Stored items from a collection
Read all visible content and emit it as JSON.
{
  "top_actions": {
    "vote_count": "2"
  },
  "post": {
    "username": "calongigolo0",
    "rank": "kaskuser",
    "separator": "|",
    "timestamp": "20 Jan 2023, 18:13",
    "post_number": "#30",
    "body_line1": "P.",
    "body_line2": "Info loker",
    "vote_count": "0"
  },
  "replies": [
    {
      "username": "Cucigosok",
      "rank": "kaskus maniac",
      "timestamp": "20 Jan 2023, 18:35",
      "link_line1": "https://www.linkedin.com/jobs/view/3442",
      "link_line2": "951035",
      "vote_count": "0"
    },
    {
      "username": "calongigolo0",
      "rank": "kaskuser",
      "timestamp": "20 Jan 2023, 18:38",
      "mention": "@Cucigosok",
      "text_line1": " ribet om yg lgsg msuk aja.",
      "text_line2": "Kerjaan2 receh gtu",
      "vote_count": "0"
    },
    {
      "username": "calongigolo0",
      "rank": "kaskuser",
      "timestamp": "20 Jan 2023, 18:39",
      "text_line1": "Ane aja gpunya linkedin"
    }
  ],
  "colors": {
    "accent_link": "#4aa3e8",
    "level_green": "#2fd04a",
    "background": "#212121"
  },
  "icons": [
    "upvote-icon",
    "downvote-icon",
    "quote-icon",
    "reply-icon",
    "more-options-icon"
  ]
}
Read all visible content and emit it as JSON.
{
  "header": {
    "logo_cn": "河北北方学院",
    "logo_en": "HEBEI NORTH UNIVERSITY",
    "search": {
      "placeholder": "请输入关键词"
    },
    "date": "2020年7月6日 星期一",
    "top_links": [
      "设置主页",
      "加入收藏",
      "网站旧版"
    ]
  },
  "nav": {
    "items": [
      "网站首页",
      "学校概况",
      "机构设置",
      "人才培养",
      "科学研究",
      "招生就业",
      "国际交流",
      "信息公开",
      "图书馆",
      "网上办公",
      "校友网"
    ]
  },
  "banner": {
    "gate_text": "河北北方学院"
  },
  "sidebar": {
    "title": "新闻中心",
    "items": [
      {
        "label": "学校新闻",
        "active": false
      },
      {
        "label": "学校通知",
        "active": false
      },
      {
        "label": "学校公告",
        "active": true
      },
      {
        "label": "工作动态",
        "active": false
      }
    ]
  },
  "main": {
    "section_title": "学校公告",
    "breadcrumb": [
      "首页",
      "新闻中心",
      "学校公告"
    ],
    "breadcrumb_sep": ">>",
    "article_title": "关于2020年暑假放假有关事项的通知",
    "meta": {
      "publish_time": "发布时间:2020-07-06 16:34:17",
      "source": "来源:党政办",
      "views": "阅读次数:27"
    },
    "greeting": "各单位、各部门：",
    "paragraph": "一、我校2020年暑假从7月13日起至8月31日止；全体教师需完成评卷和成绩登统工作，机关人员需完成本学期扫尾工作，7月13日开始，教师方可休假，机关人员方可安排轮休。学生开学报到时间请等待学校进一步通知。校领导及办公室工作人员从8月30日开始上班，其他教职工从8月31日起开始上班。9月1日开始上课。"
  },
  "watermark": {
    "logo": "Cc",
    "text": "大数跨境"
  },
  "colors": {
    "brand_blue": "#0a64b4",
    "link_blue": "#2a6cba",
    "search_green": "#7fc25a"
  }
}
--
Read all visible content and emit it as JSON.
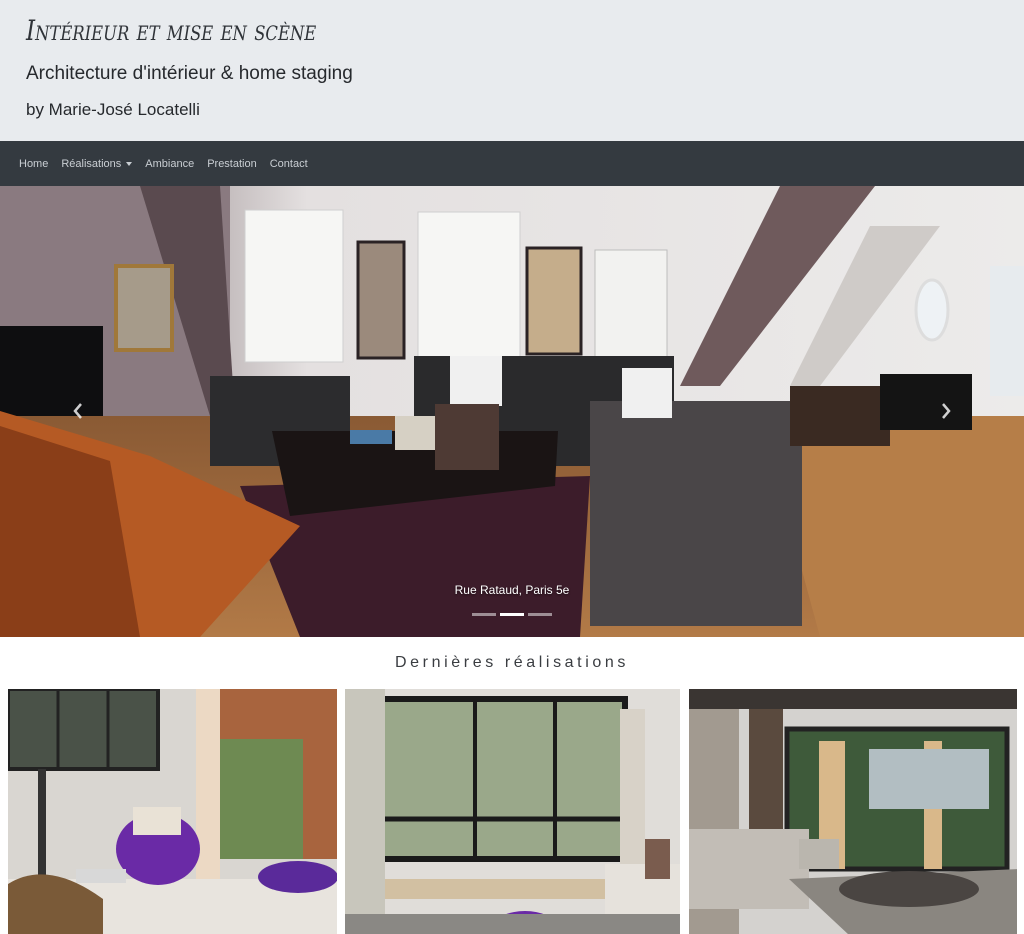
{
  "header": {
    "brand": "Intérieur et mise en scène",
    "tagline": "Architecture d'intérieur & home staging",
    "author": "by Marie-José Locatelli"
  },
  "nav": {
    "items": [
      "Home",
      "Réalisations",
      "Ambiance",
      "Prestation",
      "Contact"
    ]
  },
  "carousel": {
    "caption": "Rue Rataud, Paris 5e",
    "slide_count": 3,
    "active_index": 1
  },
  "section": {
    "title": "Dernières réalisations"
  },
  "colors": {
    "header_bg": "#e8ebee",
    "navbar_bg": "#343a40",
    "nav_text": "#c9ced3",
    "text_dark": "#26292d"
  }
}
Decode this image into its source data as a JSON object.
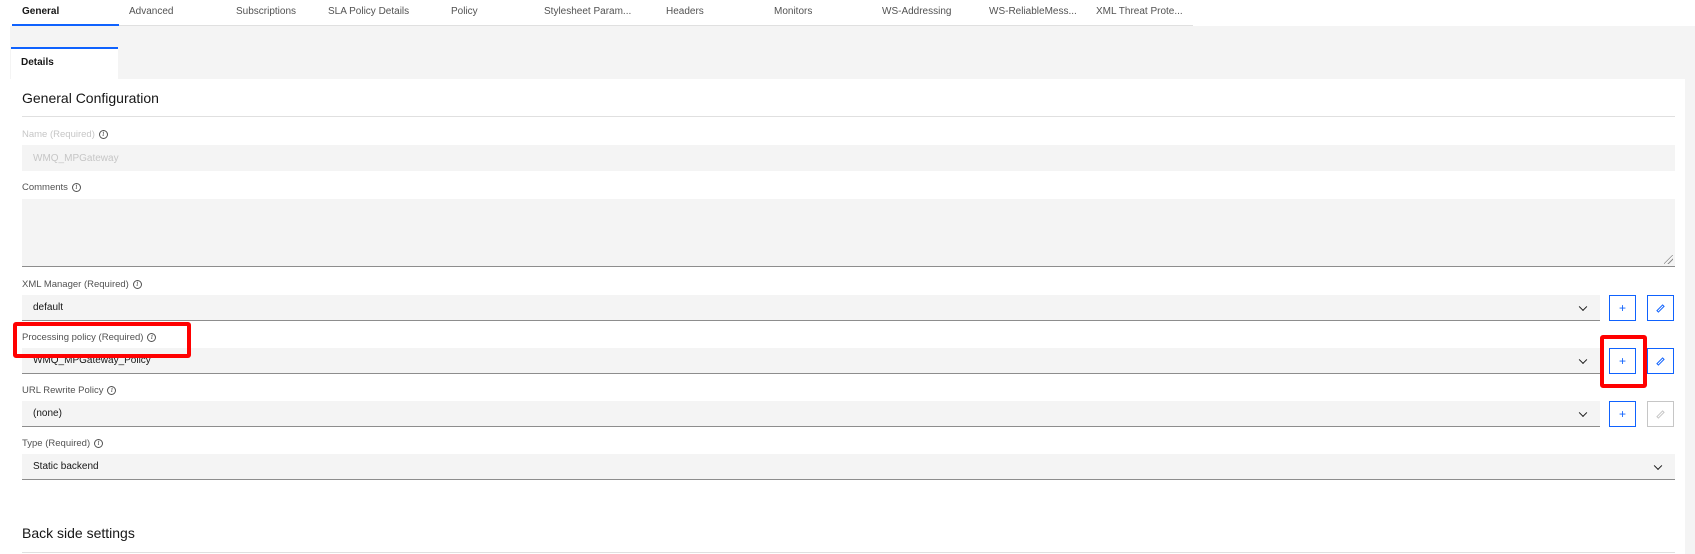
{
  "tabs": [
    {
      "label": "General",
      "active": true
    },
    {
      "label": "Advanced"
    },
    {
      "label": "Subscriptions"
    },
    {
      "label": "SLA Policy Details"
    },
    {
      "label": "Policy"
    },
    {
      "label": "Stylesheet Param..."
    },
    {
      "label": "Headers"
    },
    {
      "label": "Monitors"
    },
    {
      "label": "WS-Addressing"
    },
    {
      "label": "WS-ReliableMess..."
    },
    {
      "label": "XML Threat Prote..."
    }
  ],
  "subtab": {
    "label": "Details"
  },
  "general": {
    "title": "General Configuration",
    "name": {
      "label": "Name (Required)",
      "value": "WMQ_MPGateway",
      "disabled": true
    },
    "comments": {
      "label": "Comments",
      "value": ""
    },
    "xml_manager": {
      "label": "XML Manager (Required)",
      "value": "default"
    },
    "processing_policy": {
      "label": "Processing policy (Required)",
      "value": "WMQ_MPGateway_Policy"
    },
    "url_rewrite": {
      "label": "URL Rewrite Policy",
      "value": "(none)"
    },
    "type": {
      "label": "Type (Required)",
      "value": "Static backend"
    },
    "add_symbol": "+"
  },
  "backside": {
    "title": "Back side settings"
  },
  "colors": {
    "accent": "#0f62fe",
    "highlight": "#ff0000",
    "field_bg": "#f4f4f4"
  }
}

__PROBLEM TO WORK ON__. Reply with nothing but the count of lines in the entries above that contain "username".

__ANSWER SPACE__. 4